Seeing all this and working on location in Botswana really helped me to become Precious Ramotswe. The set was always bursting with extras, many of whom I spoke to, and by doing so I picked up little mannerisms. The people of Botswana are not only friendly but also excessively respectful. They're intensely intelligent, too. We watch news reports and say "Oh those poor African people" when it should be ourselves we pity - most of them speak seven or eight languages. Their vocabulary astounded me. I felt stupid next to them, like a novice at everything, and I loved it. I felt like a child again.
Many of the locals, even strangers I met in the markets of Gaborone, would come over and strike up a conversation in Setswana. They would approach me with the traditional greeting "Dumela Mma" - the word "Mma" being the equivalent of Miss. Even small girls are addressed as Mma, while boys are called Rra, with a strong rolling of the tongue. Once they realised I wasn't from Botswana they would proceed to tell me I looked like their sister or cousin.

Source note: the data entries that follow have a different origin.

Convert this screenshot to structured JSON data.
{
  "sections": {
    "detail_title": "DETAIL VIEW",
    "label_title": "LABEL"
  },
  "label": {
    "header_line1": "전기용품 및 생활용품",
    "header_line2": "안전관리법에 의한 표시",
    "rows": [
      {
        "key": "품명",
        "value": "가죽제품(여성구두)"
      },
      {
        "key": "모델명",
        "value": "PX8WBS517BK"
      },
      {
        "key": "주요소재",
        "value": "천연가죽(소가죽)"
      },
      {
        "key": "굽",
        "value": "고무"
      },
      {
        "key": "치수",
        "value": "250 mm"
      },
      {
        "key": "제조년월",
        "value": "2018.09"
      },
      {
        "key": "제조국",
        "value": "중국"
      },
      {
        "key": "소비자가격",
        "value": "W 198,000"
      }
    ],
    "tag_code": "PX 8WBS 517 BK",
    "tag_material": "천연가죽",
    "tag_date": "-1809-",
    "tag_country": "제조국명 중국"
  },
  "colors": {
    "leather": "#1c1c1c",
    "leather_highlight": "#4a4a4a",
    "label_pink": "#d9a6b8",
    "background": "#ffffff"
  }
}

I immersed myself in the culture while I was there. I ate what they did and I drank what they offered, but I'm not going to lie: sometimes I loved it and other times I wished I'd never put it in my mouth. Mma Ramotswe is a big fan of mopani worms, which are large edible caterpillars, found on trees. They're dried, boiled or steamed and enjoyed by everyone, especially children. A young girl, no older than six, thought it hilarious that I had never eaten one. She stood there clutching a bag of the worms, devouring them as though they were crisps, and laughing.
"You've never had mopani worms?" she said repeatedly. To end her teasing, I picked one up and brought it to my lips. It was the same size as a potato chip, but hard and black with little legs on it. The girl insisted they were delicious and salty, but that failed to translate to me. It wasverydryanditreminded me of what I imagine dry dog food to taste like. Still, I ate the whole thing - and it was a big one - before swiftly reaching for the nearby bottle of water.

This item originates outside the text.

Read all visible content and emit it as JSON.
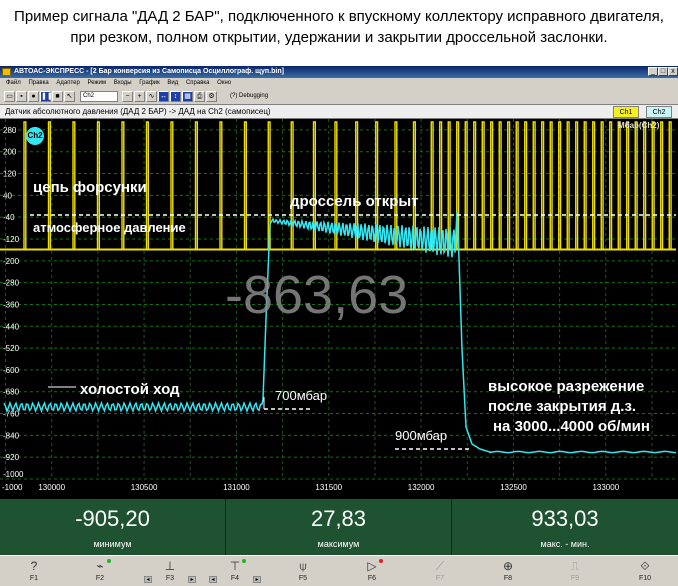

One local speciality that did win me over - and another favourite of Mma Ramotswe - was bush tea. There's a joy in bush tea; it's almost like yoga in your mouth. I brought some home with me. One day, on set dressed in character, I was sitting outside drinking bush tea and looking out at where I was, as Mma Ramotswe so often does. "I'm in Africa," I told myself. That was quite a moment.
Further viewing: 'The No. 1 Ladies' Detective Agency', starring Jill Scott, is on BBC1 on Easter Sunday at 9pm